The Impact of Free Music Downloading on the Music Industry

The rise of free music downloading sites like Napster devastated the music industry in the early 2000s. A lawsuit shut down Napster, but it marked a turning point in the relationship between the internet, the music industry, and consumers. Services like Spotify and Pandora recognized that policing online music trading was impossible, and instead offered a solution: paid subscriptions for unlimited music. This shift in the industry significantly impacted revenue from music sales, which plummeted from nearly $26 billion in 1999 to $8.3 billion in 2014 and 2015. However, the industry has rebounded to around $16 billion in recent years largely due to paid subscriptions. The decline in music sales has also driven up ticket prices for live concerts, as artists and companies try to make up for lost revenue. This shift highlights the direct link between consumers downloading music for free and musicians losing income.
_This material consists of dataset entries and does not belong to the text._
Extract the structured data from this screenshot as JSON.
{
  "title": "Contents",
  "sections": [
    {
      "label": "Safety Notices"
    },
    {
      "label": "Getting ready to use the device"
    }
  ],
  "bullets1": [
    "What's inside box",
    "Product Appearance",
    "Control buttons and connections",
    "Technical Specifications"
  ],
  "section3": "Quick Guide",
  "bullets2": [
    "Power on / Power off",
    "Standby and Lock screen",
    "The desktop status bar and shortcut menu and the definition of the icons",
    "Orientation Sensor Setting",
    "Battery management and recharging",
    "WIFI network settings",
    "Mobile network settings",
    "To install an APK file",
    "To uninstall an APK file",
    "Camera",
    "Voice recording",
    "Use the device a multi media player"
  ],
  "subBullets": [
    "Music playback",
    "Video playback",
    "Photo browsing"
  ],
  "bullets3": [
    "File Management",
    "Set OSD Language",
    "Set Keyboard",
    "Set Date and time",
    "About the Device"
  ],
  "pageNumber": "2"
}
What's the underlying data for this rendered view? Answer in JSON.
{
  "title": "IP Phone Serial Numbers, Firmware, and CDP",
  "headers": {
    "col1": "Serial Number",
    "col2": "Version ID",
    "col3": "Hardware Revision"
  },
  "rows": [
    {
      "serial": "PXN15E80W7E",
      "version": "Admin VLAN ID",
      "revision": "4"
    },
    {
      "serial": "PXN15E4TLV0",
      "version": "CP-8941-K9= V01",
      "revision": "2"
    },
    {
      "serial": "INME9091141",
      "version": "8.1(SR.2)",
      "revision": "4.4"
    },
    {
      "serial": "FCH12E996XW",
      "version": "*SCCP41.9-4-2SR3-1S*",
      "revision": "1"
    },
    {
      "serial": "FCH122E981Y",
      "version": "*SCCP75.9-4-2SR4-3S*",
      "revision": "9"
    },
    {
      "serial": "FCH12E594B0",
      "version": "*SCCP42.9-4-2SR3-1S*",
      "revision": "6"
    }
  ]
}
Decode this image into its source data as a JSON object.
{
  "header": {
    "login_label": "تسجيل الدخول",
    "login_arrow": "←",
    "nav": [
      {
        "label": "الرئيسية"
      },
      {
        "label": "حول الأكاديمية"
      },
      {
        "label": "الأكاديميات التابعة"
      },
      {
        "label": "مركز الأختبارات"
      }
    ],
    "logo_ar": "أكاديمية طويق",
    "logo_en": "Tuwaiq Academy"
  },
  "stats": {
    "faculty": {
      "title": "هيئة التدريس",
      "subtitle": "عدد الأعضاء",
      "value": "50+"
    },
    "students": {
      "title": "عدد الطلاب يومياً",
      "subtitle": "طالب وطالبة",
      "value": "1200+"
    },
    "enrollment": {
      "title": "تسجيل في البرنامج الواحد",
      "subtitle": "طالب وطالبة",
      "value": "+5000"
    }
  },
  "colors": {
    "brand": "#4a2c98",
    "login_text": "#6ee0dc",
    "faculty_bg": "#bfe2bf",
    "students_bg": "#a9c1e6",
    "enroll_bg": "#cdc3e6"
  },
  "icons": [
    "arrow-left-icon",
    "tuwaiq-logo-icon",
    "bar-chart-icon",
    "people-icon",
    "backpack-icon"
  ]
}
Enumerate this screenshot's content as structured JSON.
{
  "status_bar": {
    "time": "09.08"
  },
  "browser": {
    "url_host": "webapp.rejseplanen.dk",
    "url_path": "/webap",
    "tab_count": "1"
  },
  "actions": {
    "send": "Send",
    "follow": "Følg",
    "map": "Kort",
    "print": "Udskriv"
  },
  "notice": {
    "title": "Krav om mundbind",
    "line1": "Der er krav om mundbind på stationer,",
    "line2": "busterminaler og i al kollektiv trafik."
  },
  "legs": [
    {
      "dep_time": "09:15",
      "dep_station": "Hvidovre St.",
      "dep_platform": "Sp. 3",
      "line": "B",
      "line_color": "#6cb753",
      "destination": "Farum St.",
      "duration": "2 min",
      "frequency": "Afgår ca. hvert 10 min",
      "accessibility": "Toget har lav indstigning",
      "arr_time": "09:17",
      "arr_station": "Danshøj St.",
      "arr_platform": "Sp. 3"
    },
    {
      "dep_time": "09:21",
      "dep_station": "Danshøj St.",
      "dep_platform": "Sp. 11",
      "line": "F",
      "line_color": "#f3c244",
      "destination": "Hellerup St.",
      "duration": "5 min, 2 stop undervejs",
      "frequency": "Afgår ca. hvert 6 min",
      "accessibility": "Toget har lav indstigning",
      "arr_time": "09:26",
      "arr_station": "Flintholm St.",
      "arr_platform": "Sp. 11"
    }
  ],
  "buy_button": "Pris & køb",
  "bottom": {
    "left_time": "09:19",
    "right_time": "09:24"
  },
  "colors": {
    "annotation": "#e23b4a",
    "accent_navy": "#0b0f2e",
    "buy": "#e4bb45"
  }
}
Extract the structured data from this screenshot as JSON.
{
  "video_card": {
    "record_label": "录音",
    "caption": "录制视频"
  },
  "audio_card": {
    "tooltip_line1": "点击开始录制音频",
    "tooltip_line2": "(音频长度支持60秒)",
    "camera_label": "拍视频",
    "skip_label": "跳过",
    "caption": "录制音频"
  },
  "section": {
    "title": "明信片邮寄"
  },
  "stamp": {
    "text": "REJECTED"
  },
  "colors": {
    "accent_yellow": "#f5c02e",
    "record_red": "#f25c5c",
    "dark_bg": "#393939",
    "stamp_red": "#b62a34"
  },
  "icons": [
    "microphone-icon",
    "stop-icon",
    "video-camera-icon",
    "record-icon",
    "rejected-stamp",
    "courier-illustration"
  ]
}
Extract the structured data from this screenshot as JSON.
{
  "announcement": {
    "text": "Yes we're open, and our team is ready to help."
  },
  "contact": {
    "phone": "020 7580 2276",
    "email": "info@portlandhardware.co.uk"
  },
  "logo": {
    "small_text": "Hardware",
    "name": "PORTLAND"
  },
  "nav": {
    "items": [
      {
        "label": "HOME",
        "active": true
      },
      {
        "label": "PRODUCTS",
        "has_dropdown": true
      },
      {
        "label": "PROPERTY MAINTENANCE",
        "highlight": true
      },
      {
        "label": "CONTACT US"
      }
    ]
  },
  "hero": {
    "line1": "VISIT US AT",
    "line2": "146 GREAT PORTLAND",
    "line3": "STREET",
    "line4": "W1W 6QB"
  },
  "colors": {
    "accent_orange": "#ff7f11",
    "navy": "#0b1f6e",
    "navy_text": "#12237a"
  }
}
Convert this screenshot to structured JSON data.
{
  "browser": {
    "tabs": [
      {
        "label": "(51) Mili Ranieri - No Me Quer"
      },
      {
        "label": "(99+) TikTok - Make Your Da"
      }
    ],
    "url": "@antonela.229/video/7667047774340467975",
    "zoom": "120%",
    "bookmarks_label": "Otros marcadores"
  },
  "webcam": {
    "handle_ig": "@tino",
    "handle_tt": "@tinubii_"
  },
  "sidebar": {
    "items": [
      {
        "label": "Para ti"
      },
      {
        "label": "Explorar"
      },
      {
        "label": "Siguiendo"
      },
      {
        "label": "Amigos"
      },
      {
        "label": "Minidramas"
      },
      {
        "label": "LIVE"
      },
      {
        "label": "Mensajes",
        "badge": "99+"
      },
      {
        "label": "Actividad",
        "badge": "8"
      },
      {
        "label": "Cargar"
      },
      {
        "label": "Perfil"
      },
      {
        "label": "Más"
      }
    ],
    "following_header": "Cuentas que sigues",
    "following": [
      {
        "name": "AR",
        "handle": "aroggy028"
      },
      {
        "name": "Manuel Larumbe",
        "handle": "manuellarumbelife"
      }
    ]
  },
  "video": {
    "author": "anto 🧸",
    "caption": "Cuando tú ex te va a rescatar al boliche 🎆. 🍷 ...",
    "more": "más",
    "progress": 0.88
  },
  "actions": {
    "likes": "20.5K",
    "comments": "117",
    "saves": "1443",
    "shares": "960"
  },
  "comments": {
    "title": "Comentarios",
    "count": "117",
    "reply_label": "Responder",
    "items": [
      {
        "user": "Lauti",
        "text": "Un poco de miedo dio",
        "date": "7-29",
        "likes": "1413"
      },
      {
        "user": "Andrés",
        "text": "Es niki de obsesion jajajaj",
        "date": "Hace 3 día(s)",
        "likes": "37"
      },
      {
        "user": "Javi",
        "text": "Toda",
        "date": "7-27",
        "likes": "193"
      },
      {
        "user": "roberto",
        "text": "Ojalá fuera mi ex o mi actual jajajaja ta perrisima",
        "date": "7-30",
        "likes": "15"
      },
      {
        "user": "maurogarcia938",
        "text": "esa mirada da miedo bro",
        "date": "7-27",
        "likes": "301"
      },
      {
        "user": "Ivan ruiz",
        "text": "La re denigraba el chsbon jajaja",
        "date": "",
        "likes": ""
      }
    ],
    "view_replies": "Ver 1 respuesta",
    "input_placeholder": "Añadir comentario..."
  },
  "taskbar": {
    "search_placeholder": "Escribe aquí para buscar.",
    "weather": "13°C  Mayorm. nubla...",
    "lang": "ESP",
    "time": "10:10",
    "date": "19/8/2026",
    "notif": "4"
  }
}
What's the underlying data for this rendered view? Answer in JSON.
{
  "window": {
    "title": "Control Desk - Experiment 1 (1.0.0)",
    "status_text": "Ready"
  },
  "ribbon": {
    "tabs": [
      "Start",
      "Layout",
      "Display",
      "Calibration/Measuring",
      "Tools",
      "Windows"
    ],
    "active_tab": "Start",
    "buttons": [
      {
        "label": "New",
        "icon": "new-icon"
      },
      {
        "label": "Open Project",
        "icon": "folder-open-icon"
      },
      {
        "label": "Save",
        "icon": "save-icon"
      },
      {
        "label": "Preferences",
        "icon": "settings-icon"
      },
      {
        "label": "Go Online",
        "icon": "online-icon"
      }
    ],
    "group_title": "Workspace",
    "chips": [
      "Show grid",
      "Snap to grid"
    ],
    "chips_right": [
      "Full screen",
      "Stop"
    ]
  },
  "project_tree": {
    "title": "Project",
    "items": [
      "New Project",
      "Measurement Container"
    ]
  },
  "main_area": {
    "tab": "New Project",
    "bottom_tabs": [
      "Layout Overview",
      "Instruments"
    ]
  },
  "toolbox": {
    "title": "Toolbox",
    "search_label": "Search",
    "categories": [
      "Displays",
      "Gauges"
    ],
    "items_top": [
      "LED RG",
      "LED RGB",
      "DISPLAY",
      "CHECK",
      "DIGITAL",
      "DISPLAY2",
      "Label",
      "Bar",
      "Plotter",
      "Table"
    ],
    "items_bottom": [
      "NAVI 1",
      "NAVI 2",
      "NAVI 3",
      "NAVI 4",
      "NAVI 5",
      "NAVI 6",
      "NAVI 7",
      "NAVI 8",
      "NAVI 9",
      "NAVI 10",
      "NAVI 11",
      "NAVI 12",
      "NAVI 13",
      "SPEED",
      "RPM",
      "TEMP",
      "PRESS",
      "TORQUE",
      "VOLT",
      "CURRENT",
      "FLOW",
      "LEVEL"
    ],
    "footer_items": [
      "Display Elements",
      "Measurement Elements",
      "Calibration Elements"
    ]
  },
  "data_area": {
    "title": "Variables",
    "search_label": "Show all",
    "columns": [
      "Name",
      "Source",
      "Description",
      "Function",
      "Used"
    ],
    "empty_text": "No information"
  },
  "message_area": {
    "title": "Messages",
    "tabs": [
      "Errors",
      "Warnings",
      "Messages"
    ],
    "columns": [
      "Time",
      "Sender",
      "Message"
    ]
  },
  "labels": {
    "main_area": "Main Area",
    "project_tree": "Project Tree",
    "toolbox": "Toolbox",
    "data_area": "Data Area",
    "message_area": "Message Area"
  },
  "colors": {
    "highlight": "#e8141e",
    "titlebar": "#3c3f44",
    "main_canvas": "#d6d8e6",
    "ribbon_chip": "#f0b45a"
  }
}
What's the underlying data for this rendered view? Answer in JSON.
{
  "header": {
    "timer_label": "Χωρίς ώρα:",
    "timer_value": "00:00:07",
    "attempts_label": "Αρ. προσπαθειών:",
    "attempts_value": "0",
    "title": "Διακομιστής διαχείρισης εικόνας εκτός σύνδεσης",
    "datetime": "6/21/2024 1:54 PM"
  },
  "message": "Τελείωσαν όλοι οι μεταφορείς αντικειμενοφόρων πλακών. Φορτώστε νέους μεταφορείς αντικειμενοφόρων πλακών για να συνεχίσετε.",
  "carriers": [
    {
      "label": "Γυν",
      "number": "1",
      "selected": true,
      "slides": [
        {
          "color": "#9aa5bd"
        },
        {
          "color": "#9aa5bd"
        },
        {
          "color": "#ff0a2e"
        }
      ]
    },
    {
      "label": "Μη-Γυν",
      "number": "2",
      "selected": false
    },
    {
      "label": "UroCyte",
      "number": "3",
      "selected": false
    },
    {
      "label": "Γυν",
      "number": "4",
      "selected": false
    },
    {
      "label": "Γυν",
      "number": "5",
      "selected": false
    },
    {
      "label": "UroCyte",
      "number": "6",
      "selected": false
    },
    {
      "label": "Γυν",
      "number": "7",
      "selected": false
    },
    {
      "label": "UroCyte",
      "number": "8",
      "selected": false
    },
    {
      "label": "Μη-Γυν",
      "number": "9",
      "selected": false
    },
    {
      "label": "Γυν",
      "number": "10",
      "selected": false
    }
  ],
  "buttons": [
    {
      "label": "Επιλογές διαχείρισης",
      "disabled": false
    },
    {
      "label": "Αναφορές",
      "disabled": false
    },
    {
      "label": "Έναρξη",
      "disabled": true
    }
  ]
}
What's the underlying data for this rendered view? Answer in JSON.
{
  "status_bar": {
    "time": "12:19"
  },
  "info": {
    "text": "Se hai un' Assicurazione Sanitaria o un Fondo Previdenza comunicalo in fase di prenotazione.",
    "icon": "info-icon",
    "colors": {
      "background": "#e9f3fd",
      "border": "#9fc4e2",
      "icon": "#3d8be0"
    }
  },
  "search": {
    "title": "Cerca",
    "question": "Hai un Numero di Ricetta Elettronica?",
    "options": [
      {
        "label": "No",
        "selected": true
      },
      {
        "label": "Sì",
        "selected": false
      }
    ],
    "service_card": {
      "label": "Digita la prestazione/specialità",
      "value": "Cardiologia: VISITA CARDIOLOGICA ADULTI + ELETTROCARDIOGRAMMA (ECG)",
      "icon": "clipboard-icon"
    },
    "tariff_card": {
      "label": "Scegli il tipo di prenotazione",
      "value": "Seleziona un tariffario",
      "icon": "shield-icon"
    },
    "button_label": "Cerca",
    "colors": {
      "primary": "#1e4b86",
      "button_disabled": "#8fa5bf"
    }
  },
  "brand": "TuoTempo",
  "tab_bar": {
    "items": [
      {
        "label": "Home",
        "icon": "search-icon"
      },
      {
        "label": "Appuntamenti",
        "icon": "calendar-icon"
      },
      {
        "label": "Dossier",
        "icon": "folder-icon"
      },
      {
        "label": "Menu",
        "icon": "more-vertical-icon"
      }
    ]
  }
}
The risks and alternatives of buying scalper tickets for live shows

Buying scalper tickets for live shows can result in exorbitant fees and is not recommended unless you absolutely cannot find a ticket through other means. The original price of the ticket, along with venue fees, can increase significantly as you move away from the venue, with various sellers adding their own fees. The best option is to try purchasing tickets directly from the box office as it is the closest to face value. If that is not possible, look for pre-sales, which typically have lower fees. It's important to be aware that the ticket-selling industry can have its share of drawbacks, but there are some promoters and sellers who are actively working to improve the experience. Ultimately, dealing with different sellers is a part of being on tour, and it all began with the impact of Napster on the industry.